July 15, 2016
The Social Security professionals from Disability Associates, LLC. discuss several practices that can help applicants to become eligible for additional disability benefits.
According to the Social Security Administration (SSA), nearly 60 million people in the United States were registered to receive benefits by the end of 2015. Whether you are currently eligible to receive Social Security benefits, or you will be eligible in the coming years, there are certain factors to consider that may qualify you for additional benefits from Social Security.
- Remain working for 35 years or more. The formula for which the Social Security Administration calculates benefits is based upon an applicant’s earnings in the 35 years in which they earned the most.
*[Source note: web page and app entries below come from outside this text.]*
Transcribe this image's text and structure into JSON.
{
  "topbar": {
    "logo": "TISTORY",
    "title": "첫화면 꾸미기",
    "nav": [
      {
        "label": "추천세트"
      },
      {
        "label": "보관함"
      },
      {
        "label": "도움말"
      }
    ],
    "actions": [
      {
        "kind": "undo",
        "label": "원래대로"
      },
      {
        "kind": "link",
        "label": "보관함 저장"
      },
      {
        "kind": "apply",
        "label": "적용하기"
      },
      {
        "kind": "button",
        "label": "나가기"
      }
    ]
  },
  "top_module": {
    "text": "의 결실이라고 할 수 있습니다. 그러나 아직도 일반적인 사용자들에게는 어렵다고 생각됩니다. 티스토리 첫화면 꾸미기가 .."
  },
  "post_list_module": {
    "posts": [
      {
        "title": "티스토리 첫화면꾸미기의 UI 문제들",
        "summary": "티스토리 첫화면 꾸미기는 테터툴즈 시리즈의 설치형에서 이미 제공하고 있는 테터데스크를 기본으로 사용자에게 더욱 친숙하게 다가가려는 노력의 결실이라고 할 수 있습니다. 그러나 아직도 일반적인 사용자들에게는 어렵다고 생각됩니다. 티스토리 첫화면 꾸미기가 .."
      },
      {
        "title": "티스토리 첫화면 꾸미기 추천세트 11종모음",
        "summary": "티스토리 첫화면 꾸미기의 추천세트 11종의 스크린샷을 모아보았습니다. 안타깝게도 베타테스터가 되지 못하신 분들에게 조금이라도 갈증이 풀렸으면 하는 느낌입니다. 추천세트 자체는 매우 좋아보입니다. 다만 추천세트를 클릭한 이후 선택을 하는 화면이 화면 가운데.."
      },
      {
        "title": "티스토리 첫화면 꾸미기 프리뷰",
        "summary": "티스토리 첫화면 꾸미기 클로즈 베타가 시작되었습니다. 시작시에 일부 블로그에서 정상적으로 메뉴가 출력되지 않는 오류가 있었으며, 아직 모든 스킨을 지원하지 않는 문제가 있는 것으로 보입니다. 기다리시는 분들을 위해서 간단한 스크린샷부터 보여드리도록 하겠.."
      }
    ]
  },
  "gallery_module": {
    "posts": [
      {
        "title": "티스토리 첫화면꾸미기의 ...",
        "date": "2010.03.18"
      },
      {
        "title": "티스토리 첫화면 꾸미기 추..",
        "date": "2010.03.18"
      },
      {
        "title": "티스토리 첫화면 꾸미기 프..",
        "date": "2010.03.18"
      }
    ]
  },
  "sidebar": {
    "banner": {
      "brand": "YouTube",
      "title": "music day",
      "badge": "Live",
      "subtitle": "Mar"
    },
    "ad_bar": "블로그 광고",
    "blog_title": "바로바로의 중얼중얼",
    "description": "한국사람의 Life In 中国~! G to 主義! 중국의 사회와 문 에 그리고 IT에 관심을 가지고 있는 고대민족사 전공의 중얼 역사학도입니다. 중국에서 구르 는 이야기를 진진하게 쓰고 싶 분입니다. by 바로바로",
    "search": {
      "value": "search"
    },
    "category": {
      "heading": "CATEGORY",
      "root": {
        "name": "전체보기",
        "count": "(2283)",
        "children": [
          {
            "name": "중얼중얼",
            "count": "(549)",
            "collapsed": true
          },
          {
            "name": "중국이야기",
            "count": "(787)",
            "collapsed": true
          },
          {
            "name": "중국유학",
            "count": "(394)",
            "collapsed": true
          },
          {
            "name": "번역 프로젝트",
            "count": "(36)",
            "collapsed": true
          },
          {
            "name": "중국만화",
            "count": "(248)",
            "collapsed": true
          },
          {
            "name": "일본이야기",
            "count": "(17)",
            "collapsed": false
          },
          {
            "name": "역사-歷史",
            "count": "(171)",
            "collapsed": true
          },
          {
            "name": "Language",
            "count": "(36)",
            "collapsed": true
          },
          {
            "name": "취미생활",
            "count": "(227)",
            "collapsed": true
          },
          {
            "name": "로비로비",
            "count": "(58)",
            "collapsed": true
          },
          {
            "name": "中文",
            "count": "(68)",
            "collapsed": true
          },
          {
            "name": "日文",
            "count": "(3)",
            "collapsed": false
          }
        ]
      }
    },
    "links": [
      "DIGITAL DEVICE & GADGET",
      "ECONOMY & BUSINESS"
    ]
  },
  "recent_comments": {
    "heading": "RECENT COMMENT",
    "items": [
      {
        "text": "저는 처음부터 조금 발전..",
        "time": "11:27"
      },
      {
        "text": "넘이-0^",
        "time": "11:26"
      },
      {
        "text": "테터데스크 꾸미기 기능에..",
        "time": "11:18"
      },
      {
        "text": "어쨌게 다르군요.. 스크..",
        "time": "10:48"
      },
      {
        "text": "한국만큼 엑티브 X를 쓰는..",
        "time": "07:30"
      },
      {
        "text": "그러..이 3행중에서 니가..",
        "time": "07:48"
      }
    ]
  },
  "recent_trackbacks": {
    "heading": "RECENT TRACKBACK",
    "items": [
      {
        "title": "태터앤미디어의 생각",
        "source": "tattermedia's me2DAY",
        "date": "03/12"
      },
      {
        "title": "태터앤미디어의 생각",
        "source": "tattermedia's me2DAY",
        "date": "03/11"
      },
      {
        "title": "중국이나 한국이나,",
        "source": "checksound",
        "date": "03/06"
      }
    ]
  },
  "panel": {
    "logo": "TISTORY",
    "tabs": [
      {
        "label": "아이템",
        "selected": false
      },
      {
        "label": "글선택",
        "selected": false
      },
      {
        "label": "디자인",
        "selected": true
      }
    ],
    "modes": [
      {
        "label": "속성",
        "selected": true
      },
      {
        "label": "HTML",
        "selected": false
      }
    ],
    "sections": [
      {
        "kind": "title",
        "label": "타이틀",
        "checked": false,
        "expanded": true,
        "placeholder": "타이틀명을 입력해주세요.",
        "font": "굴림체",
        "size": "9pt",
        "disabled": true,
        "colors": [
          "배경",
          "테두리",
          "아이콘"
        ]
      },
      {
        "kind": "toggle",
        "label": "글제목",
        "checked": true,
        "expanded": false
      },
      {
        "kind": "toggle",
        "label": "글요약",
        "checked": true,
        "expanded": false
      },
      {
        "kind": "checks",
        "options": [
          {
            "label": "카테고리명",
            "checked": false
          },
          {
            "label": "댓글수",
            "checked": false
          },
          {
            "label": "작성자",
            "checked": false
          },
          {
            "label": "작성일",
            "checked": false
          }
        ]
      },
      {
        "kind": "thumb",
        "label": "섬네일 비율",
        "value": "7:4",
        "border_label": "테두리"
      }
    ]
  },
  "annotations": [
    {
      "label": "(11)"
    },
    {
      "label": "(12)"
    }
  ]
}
If an applicant has worked just shy of 35 years, it might be worth it to consider working for a few more years to ensure the likelihood of receiving more benefits later on.
- Wait to collect. Delaying when you begin collecting your benefits is a simple way to let your Social Security benefits increase. Individuals are eligible to receive benefits as early as age 62 and delay as late as 70. Each individual has a “full” retirement age, and for every year beyond that, that benefit enrollment is delayed, benefit payments raise by about 8%. Delaying from age 67 to 70 will result in benefits that have the potential to be 24% larger.
- Divorce after 10 years of marriage. If you’ve been married for 9 years and you’re planning to divorce, if it is possible and/or safe to do so, try to delay your divorce until 10 years have passed. Divorcees may be able to claim benefits based on their ex-spouse’s earnings only if they’ve been married for 10 years. This rule still applies if the ex-spouse has been remarried.
- Investigate survivor and disability benefit options. It’s important to remember that Social Security is much more than retirement. If your partner passes away, it may be advantageous to look into survivor benefits. If you have children, they may also receive benefits up until age 17. Social Security also offers disability benefits to people of all ages who qualify.
- Avoid earning too much during retirement. If you plan to collect benefits before your full retirement age (generally age 66-67 today), and you want to continue to work, your benefits may be reduced. The SSA states that if you’re younger than full retirement age during all of 2016, they’ll deduct $1 of your benefits from each $2 you earn above $15,720. The earning limit increases to $41,880 once you reach your full retirement age and the penalty decreases to $1 withheld for every $3 earned above the limit.
Many Americans are several years behind on their retirement savings. However, a handful of less-than-obvious Social Security tips may help to increase your potential retirement income. For more information on applying for Social Security, and everything you can do to maximize your benefits, contact the attorneys at Disability Associates, LLC. today.